In the framework of the ZOOMecular project, the Geobiomolecular Imaging Lab was established at the University of Bremen to implement mass spectrometry imaging techniques (MSI) in the geosciences. Conventional analysis of molecular biomarkers and proxies is limited in spatial and temporal resolution due to the need of ~cm3 sized bulk samples. Our innovative MSI approach enables their analysis with ultra-high (sub-mm) resolution directly on the surface of geological samples. Our expertise includes the preparation of samples, the spatially resolved analysis of molecular biomarkers and complementary data, and the evaluation and visualization of obtained maps of biomarker distributions. A major field of application for this technique are paleoclimate and paleoenvironmental reconstructions based on molecular proxies archived in the sedimentary record. With the sub-mm resolution offered by MSI, such reconstructions can be obtained with unprecedented resolution, and even seasonal variability can be accessed.
The analytical centerpiece of the Geobiomolecular Imaging Lab is a 7T solariX XR FT-ICR-MS equipped with a MALDI source that provides excellent mass accuracy, resolveing power and sensitivity and is therefore ideally suited for mapping molecular biomarkers and proxies in geological samples. Additionally, elemental distributions in the same sample can be mapped via Micro-XRF spectrometry (µ-XRF).
Laser-desorption ionization (LDI) coupled to ultra-high resolution mass spectrometry (FTMS)

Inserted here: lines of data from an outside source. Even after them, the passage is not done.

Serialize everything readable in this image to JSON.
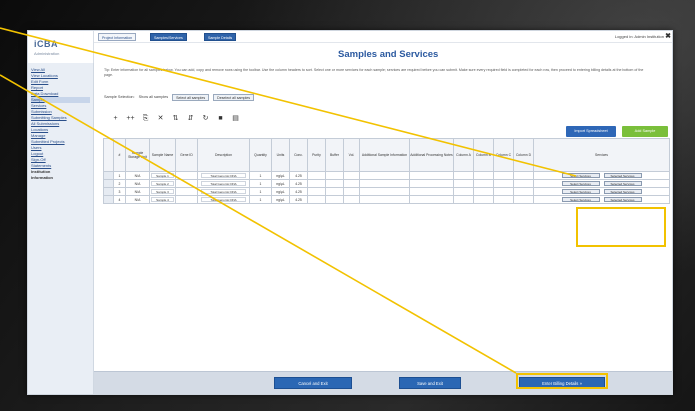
{
  "logo": {
    "name": "iCBA",
    "subtitle": "Administration"
  },
  "topbar": {
    "tabs": [
      "Project Information",
      "Samples/Services",
      "Sample Details"
    ],
    "right_text": "Logged in: Admin Institution",
    "close": "✖"
  },
  "sidebar": {
    "items": [
      {
        "label": "View All",
        "plain": false
      },
      {
        "label": "View Locations",
        "plain": false
      },
      {
        "label": "Edit Form",
        "plain": false
      },
      {
        "label": "Report",
        "plain": false
      },
      {
        "label": "Data Download",
        "plain": false
      },
      {
        "label": "Sample",
        "plain": false,
        "active": true
      },
      {
        "label": "Services",
        "plain": false
      },
      {
        "label": "Submission",
        "plain": false
      },
      {
        "label": "Submitting Samples",
        "plain": false
      },
      {
        "label": "All Submissions",
        "plain": false
      },
      {
        "label": "Locations",
        "plain": false
      },
      {
        "label": "Manage",
        "plain": false
      },
      {
        "label": "Submitted Projects",
        "plain": false
      },
      {
        "label": "Users",
        "plain": false
      },
      {
        "label": "Logout",
        "plain": false
      },
      {
        "label": "Sign-Off",
        "plain": false
      },
      {
        "label": "Statements",
        "plain": false
      },
      {
        "label": "Institution",
        "plain": true
      },
      {
        "label": "Information",
        "plain": true
      }
    ]
  },
  "page": {
    "title": "Samples and Services",
    "instructions": "Tip: Enter information for all samples below. You can add, copy and remove rows using the toolbar. Use the column headers to sort. Select one or more services for each sample; services are required before you can submit. Make sure every required field is completed for each row, then proceed to entering billing details at the bottom of the page.",
    "filter_label": "Sample Selection:",
    "filter_value": "Show all samples",
    "filter_buttons": [
      "Select all samples",
      "Deselect all samples"
    ]
  },
  "toolbar": {
    "icons": [
      "+",
      "++",
      "⎘",
      "✕",
      "⇅",
      "⇵",
      "↻",
      "■",
      "▤"
    ],
    "buttons": {
      "import": "Import Spreadsheet",
      "add": "Add Sample"
    }
  },
  "table": {
    "headers": [
      "",
      "#",
      "Sample Storage Unit",
      "Sample Name",
      "Gene ID",
      "Description",
      "Quantity",
      "Units",
      "Conc.",
      "Purity",
      "Buffer",
      "Vol.",
      "Additional Sample Information",
      "Additional Processing Notes",
      "Column A",
      "Column B",
      "Column C",
      "Column D",
      "Services"
    ],
    "rows": [
      {
        "num": "1",
        "unit": "N/A",
        "name": "Sample 1",
        "desc": "Total Genomic DNA",
        "qty": "1",
        "units": "ng/μL",
        "conc": "4.25"
      },
      {
        "num": "2",
        "unit": "N/A",
        "name": "Sample 2",
        "desc": "Total Genomic DNA",
        "qty": "1",
        "units": "ng/μL",
        "conc": "4.25"
      },
      {
        "num": "3",
        "unit": "N/A",
        "name": "Sample 3",
        "desc": "Total Genomic DNA",
        "qty": "1",
        "units": "ng/μL",
        "conc": "4.25"
      },
      {
        "num": "4",
        "unit": "N/A",
        "name": "Sample 4",
        "desc": "Total Genomic DNA",
        "qty": "1",
        "units": "ng/μL",
        "conc": "4.25"
      }
    ],
    "service_buttons": [
      "Select Services",
      "Selected Services"
    ]
  },
  "bottom": {
    "cancel": "Cancel and Exit",
    "save": "Save and Exit",
    "billing": "Enter Billing Details »"
  },
  "colors": {
    "highlight": "#f2c200",
    "primary": "#2b67b4",
    "green": "#7abf3b",
    "title": "#2c5aa0"
  }
}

MALDI-based MSI relies on the laser-induced desorption of the analyte from the sample, its subsequent primary ionization by the laser pulse and secondary ionization in the expanding ion cloud, and detection by mass spectrometry. With the laser rastering across the surface of the sample in a defined submillimeter-fine grid, target molecules can be locally resolved. The coupling to Fourier transform ion cyclotron resonance mass spectrometry (FT-ICR-MS) provides high sensitivity and accurate identification of informative compounds.
Bruker solariX FTMS with LDI
Our FTMS system is a 7T solariX XR FT-ICR-MS coupled to a MALDI source equipped with a Smartbeam II laser (Bruker Daltonik, Bremen).
Superconducting 7T magnet
Sample introduction devices
Vacuum system for mass spectrometer
Provision for ion transfer to the detector and ion manipulation
to the analyzer (ICR) cell
MALDI user access area
FT-ICR mass spectrometer
Micro-XRF spectrometry (µ-XRF)
Principles of Micro-XRay Fluorescence-Spectrometry
µ-XRF is based on the excitation of material with X-ray radiation and detection of the emitted fluorescence radiation spectrum whereby each element reacts at characteristic energy lines. The fluorescence yield is growing with atomic number and can be enhanced by generating vacuum in the instrument chamber if dry samples are measured. Elements are detected by fluorescence emittance in total of all their chemical forms.
µ-XRF scanning works as non-contact and non-destructive measurement on sample surfaces. For maximal detection yields, sample surfaces are plain, not necessarily polished. Depending on the kind of material (metal – mineral – organic) and on the atomic number, the sample is investigated through the surface to a depth ranging from µm to mm. Scanning methods of the M4 Tornado µ-XRF are point measurement, line scanning and area mapping. During an area mapping, a full element spectrum is detected for each pixel in the map. Measurements are possible in high resolution down to 5 µm pixel size using polycapillary optics.
Elemental mapping on sediment surfaces (at high spatial resolution) to characterize the biogeochemical microenvironment in studying biomarker-mineral association
Characterization of geological samples (bulk and thin sections)
Investigating microbial mats, chimneys and other objects
Bruker M4 Tornado 300 µ-XRF
The benchtop µ-XRF scanner is equipped with two optics, a polycapillary and a collimator.
HV-generator max. 50kV
X-ray tube 1: Microfocus Rh-anode and Poly capillary optic (20 µm spot)
X-ray tube 2: Feinfocus W-anode and Collimator optic (1 mm spot)
XFlash® Silicon Drift Detector 30 mm²
Turbospeed X-Y-Z-sample stage
Primary filter set
Vacuum pump set
Video cameras 10x, 100x
The cryomicrotome is used to cut the embedded frozen samples into slices of sub-mm thickness.
Medite Cryostat M630
The semi-automatic Cryostat M630 can cool down the temperature range to -35°C of the microtome and cutting work area.
Flash freezing unit
Fast freezing stage for specimen
Sectioning range: 1 µm to 100 µm in 1 µm steps
Trimming range: 5 to 100 µm in 5 µm steps and 100 to 500 µm in 50 µm steps
High precision motorized coarse feed movement
Automatic defrosting function
The Bruker solariX LDI FTMS was funded by
“The European Research Council (ERC) under the European Union’s Horizon 2020 research and innovation programme (grant agreement No 670115)”